THE INPUT section start
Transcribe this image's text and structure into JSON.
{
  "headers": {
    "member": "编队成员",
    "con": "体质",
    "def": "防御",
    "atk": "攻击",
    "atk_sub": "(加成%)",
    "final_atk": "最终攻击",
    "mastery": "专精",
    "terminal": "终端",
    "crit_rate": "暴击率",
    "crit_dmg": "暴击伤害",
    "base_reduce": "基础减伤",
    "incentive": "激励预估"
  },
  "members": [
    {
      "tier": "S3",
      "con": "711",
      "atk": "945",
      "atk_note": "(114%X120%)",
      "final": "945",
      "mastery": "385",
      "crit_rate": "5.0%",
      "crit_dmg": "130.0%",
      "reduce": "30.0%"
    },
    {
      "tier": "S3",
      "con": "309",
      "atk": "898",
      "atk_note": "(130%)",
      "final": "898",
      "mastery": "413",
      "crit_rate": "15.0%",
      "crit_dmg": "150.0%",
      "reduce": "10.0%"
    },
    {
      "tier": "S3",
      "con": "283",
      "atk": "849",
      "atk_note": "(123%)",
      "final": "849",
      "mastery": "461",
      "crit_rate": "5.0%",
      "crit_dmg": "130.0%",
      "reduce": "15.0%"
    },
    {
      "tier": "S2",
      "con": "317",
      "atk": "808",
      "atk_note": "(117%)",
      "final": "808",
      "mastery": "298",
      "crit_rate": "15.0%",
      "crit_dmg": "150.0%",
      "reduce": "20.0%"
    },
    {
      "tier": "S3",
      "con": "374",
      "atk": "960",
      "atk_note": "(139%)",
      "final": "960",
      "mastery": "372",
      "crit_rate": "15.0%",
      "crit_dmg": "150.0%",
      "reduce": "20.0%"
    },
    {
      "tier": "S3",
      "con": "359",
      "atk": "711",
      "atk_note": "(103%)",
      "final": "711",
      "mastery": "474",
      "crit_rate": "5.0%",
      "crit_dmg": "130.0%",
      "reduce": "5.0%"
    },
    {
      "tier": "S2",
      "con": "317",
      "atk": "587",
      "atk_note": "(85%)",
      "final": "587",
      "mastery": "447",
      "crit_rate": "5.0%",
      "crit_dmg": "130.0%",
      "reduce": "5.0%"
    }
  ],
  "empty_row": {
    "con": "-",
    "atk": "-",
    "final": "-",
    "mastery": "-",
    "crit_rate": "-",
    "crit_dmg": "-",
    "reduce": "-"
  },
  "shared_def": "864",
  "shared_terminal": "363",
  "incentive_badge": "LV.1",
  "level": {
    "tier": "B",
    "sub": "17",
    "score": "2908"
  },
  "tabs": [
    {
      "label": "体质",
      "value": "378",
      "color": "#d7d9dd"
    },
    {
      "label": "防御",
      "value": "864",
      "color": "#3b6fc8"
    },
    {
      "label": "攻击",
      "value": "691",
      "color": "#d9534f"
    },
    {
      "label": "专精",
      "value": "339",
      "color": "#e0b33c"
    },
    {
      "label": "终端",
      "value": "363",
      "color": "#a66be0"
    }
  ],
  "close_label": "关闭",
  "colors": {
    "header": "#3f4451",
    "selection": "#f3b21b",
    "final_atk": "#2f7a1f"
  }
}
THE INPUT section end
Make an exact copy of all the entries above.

REPLY -
Transcribe this image's text and structure into JSON.
{
  "headers": {
    "member": "编队成员",
    "con": "体质",
    "def": "防御",
    "atk": "攻击",
    "atk_sub": "(加成%)",
    "final_atk": "最终攻击",
    "mastery": "专精",
    "terminal": "终端",
    "crit_rate": "暴击率",
    "crit_dmg": "暴击伤害",
    "base_reduce": "基础减伤",
    "incentive": "激励预估"
  },
  "members": [
    {
      "tier": "S3",
      "con": "711",
      "atk": "945",
      "atk_note": "(114%X120%)",
      "final": "945",
      "mastery": "385",
      "crit_rate": "5.0%",
      "crit_dmg": "130.0%",
      "reduce": "30.0%"
    },
    {
      "tier": "S3",
      "con": "309",
      "atk": "898",
      "atk_note": "(130%)",
      "final": "898",
      "mastery": "413",
      "crit_rate": "15.0%",
      "crit_dmg": "150.0%",
      "reduce": "10.0%"
    },
    {
      "tier": "S3",
      "con": "283",
      "atk": "849",
      "atk_note": "(123%)",
      "final": "849",
      "mastery": "461",
      "crit_rate": "5.0%",
      "crit_dmg": "130.0%",
      "reduce": "15.0%"
    },
    {
      "tier": "S2",
      "con": "317",
      "atk": "808",
      "atk_note": "(117%)",
      "final": "808",
      "mastery": "298",
      "crit_rate": "15.0%",
      "crit_dmg": "150.0%",
      "reduce": "20.0%"
    },
    {
      "tier": "S3",
      "con": "374",
      "atk": "960",
      "atk_note": "(139%)",
      "final": "960",
      "mastery": "372",
      "crit_rate": "15.0%",
      "crit_dmg": "150.0%",
      "reduce": "20.0%"
    },
    {
      "tier": "S3",
      "con": "359",
      "atk": "711",
      "atk_note": "(103%)",
      "final": "711",
      "mastery": "474",
      "crit_rate": "5.0%",
      "crit_dmg": "130.0%",
      "reduce": "5.0%"
    },
    {
      "tier": "S2",
      "con": "317",
      "atk": "587",
      "atk_note": "(85%)",
      "final": "587",
      "mastery": "447",
      "crit_rate": "5.0%",
      "crit_dmg": "130.0%",
      "reduce": "5.0%"
    }
  ],
  "empty_row": {
    "con": "-",
    "atk": "-",
    "final": "-",
    "mastery": "-",
    "crit_rate": "-",
    "crit_dmg": "-",
    "reduce": "-"
  },
  "shared_def": "864",
  "shared_terminal": "363",
  "incentive_badge": "LV.1",
  "level": {
    "tier": "B",
    "sub": "17",
    "score": "2908"
  },
  "tabs": [
    {
      "label": "体质",
      "value": "378",
      "color": "#d7d9dd"
    },
    {
      "label": "防御",
      "value": "864",
      "color": "#3b6fc8"
    },
    {
      "label": "攻击",
      "value": "691",
      "color": "#d9534f"
    },
    {
      "label": "专精",
      "value": "339",
      "color": "#e0b33c"
    },
    {
      "label": "终端",
      "value": "363",
      "color": "#a66be0"
    }
  ],
  "close_label": "关闭",
  "colors": {
    "header": "#3f4451",
    "selection": "#f3b21b",
    "final_atk": "#2f7a1f"
  }
}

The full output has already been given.